## TASK REQUIREMENTS
Exactly as written and without the pictures, output the entries below.

## RECORDS FOR THE TASK
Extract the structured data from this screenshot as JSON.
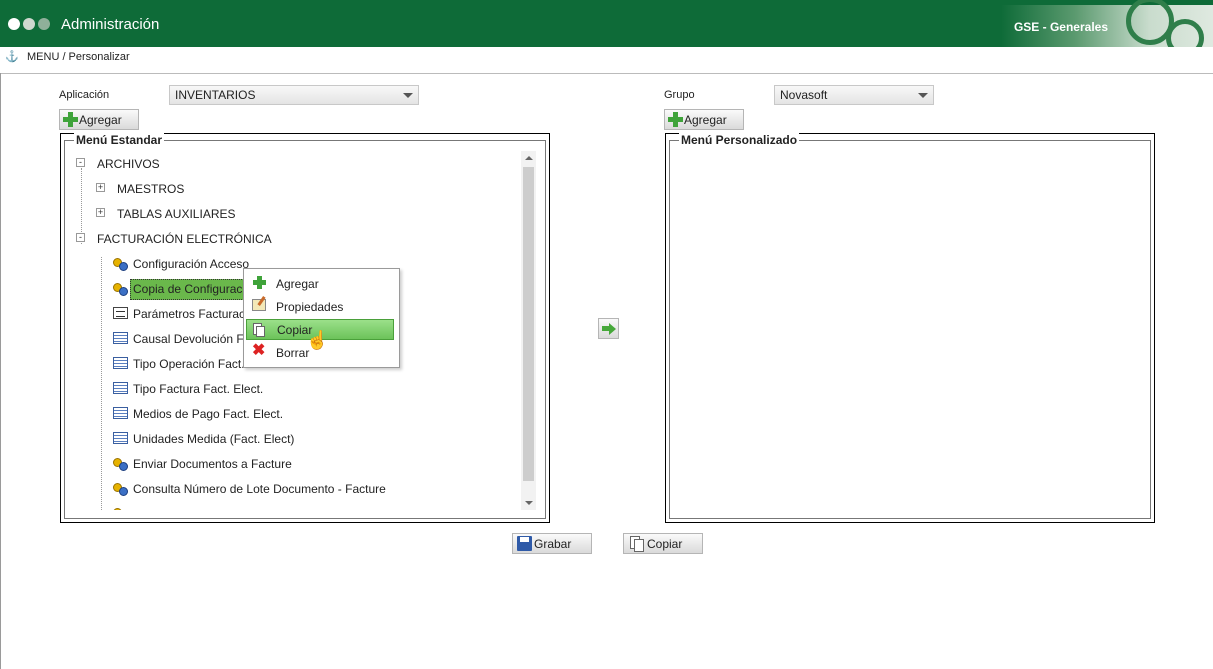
{
  "header": {
    "title": "Administración",
    "brand": "GSE - Generales"
  },
  "breadcrumb": "MENU / Personalizar",
  "form": {
    "aplicacion_label": "Aplicación",
    "aplicacion_value": "INVENTARIOS",
    "grupo_label": "Grupo",
    "grupo_value": "Novasoft",
    "agregar_label": "Agregar"
  },
  "menu_estandar": {
    "title": "Menú Estandar",
    "nodes": [
      {
        "label": "ARCHIVOS",
        "expander": "-"
      },
      {
        "label": "MAESTROS",
        "expander": "+"
      },
      {
        "label": "TABLAS AUXILIARES",
        "expander": "+"
      },
      {
        "label": "FACTURACIÓN ELECTRÓNICA",
        "expander": "-"
      },
      {
        "label": "Configuración Acceso",
        "icon": "key-icon"
      },
      {
        "label": "Copia de Configurac",
        "icon": "key-icon"
      },
      {
        "label": "Parámetros Facturaci",
        "icon": "form-icon"
      },
      {
        "label": "Causal Devolución Fa",
        "icon": "table-icon"
      },
      {
        "label": "Tipo Operación Fact. Elect.",
        "icon": "table-icon"
      },
      {
        "label": "Tipo Factura Fact. Elect.",
        "icon": "table-icon"
      },
      {
        "label": "Medios de Pago Fact. Elect.",
        "icon": "table-icon"
      },
      {
        "label": "Unidades Medida (Fact. Elect)",
        "icon": "table-icon"
      },
      {
        "label": "Enviar Documentos a Facture",
        "icon": "key-icon"
      },
      {
        "label": "Consulta Número de Lote Documento - Facture",
        "icon": "key-icon"
      }
    ]
  },
  "menu_personalizado": {
    "title": "Menú Personalizado"
  },
  "context_menu": {
    "items": [
      "Agregar",
      "Propiedades",
      "Copiar",
      "Borrar"
    ]
  },
  "buttons": {
    "grabar": "Grabar",
    "copiar": "Copiar"
  },
  "colors": {
    "header": "#0e6b38",
    "selection": "#6ab84b"
  }
}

## EXERCISE OUTPUT
Extract the structured data from this screenshot as JSON.
{
  "header": {
    "title": "Administración",
    "brand": "GSE - Generales"
  },
  "breadcrumb": "MENU / Personalizar",
  "form": {
    "aplicacion_label": "Aplicación",
    "aplicacion_value": "INVENTARIOS",
    "grupo_label": "Grupo",
    "grupo_value": "Novasoft",
    "agregar_label": "Agregar"
  },
  "menu_estandar": {
    "title": "Menú Estandar",
    "nodes": [
      {
        "label": "ARCHIVOS",
        "expander": "-"
      },
      {
        "label": "MAESTROS",
        "expander": "+"
      },
      {
        "label": "TABLAS AUXILIARES",
        "expander": "+"
      },
      {
        "label": "FACTURACIÓN ELECTRÓNICA",
        "expander": "-"
      },
      {
        "label": "Configuración Acceso",
        "icon": "key-icon"
      },
      {
        "label": "Copia de Configurac",
        "icon": "key-icon"
      },
      {
        "label": "Parámetros Facturaci",
        "icon": "form-icon"
      },
      {
        "label": "Causal Devolución Fa",
        "icon": "table-icon"
      },
      {
        "label": "Tipo Operación Fact. Elect.",
        "icon": "table-icon"
      },
      {
        "label": "Tipo Factura Fact. Elect.",
        "icon": "table-icon"
      },
      {
        "label": "Medios de Pago Fact. Elect.",
        "icon": "table-icon"
      },
      {
        "label": "Unidades Medida (Fact. Elect)",
        "icon": "table-icon"
      },
      {
        "label": "Enviar Documentos a Facture",
        "icon": "key-icon"
      },
      {
        "label": "Consulta Número de Lote Documento - Facture",
        "icon": "key-icon"
      }
    ]
  },
  "menu_personalizado": {
    "title": "Menú Personalizado"
  },
  "context_menu": {
    "items": [
      "Agregar",
      "Propiedades",
      "Copiar",
      "Borrar"
    ]
  },
  "buttons": {
    "grabar": "Grabar",
    "copiar": "Copiar"
  },
  "colors": {
    "header": "#0e6b38",
    "selection": "#6ab84b"
  }
}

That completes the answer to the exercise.